Trump's Cabinet catastrophe is the worst in memory.
Trump's decision to purge Secretary of Homeland Security Kirstjen Nielsen highlights his administration's uniquely disastrous Cabinet, from which he has lost more officials than any president in 25 years.
"All told, 15 Trump Cabinet members have left since he took office, which is higher than any president going back to Clinton, despite Trump’s being in office for a shorter period of time," Politifact noted on Friday, summarizing the ongoing leadership disaster.
For comparison, over 8 years of their presidencies President Bill Clinton had 12 Cabinet departures, President George W. Bush had 4, and President Barack Obama had 9.
Trump has been president for less than two and a half years.
The Nielsen purge was accompanied by the removal of Secret Service head Randolph Alles, along with Claire Grady, second in command at Homeland Security, and Ron Vitiello, acting director of ICE.
Rep. Adam Schiff (D-CA) cataloged the vacancies with a tweet noting that defense secretary, DHS secretary, UN ambassador, FEMA director, secret service director, ICE director, and DHS deputy are current open roles that all lack permanent leaders.
"President: Present, but unaccounted for," the congressman said, summing things up.
One of the major problems with Trump's Cabinet is that they are corrupt in the same mold that he is. His former health and human services secretary racked up thousands of dollars in luxury travel, as did his interior secretary.
Even when corrupt Cabinet officials have been ousted — not because of Trump having ethical guidelines, but because they generated negative headlines — they have been replaced with other, similarly corrupt figures.
It has been a rolling disaster that continually worsens.
Trump's failure to appoint permanent, consistent leadership to key roles extends beyond his Cabinet. The Brookings Institution notes that he has a 66 percent turnover rate with his "A Team," the decision makers whose portfolio of responsibilities have the most domestic and international impact.
In just his first two years in office, Trump is far more volatile than his two immediate predecessors, Obama and Bush.
He has also still failed to nominate anyone for 140 key executive branch positions. Trump and his ally, Senate Majority Leader Mitch McConnell, have often complained about Democrats opposing his nominations — but you can't confirm someone if there isn't a nomination.
The leadership vacuum Trump has created is compounded with his racist impulses, in which even his already compromised officials like Nielsen, who have executed his most inhumane policies, still cannot please him.
He reportedly pushed for her and others in the immigration hierarchy to break federal law as part of his drive to keep refugee migrants out of America and fired them when they wouldn't follow through on his illegal demands.
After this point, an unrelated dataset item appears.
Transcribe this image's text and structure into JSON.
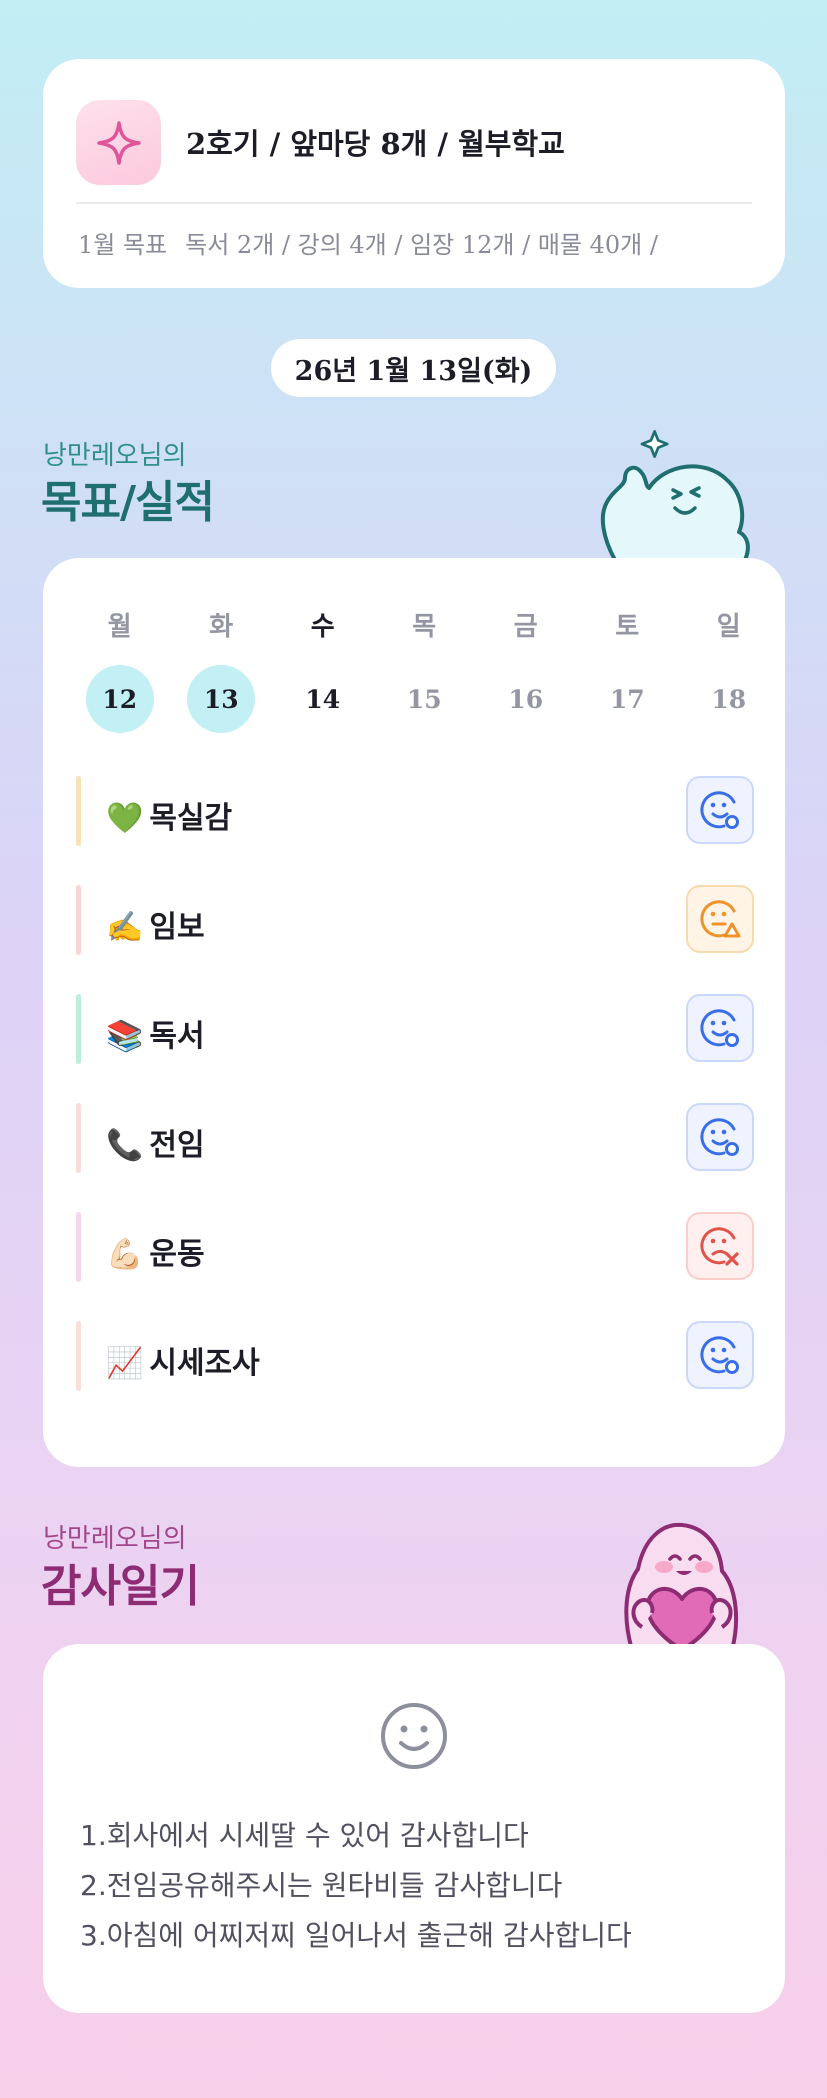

The net result is that America lacks serious leaders who know what they are doing, and instead the country is left to rely on Trump's consistent cluelessness.
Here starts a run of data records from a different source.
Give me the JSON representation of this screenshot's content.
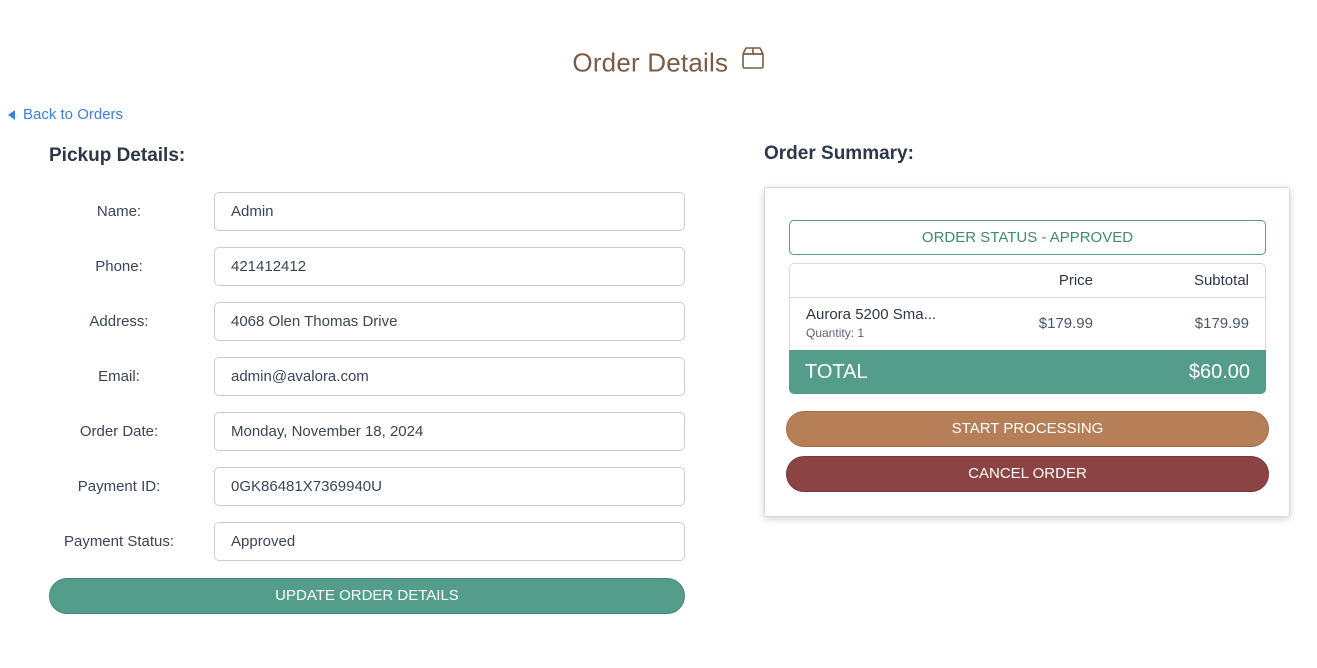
{
  "header": {
    "title": "Order Details",
    "title_icon": "box-icon",
    "back_link": "Back to Orders"
  },
  "pickup": {
    "heading": "Pickup Details:",
    "fields": [
      {
        "label": "Name:",
        "value": "Admin"
      },
      {
        "label": "Phone:",
        "value": "421412412"
      },
      {
        "label": "Address:",
        "value": "4068 Olen Thomas Drive"
      },
      {
        "label": "Email:",
        "value": "admin@avalora.com"
      },
      {
        "label": "Order Date:",
        "value": "Monday, November 18, 2024"
      },
      {
        "label": "Payment ID:",
        "value": "0GK86481X7369940U"
      },
      {
        "label": "Payment Status:",
        "value": "Approved"
      }
    ],
    "update_button": "UPDATE ORDER DETAILS"
  },
  "summary": {
    "heading": "Order Summary:",
    "status": "ORDER STATUS - APPROVED",
    "columns": {
      "price": "Price",
      "subtotal": "Subtotal"
    },
    "items": [
      {
        "name": "Aurora 5200 Sma...",
        "quantity": "Quantity: 1",
        "price": "$179.99",
        "subtotal": "$179.99"
      }
    ],
    "total_label": "TOTAL",
    "total_value": "$60.00",
    "start_processing": "START PROCESSING",
    "cancel_order": "CANCEL ORDER"
  },
  "colors": {
    "accent_green": "#539d8a",
    "process_brown": "#b67f58",
    "cancel_red": "#8c4343",
    "title_brown": "#7a5c44",
    "link_blue": "#3b82d6"
  }
}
Published with permission of The American Independent Foundation.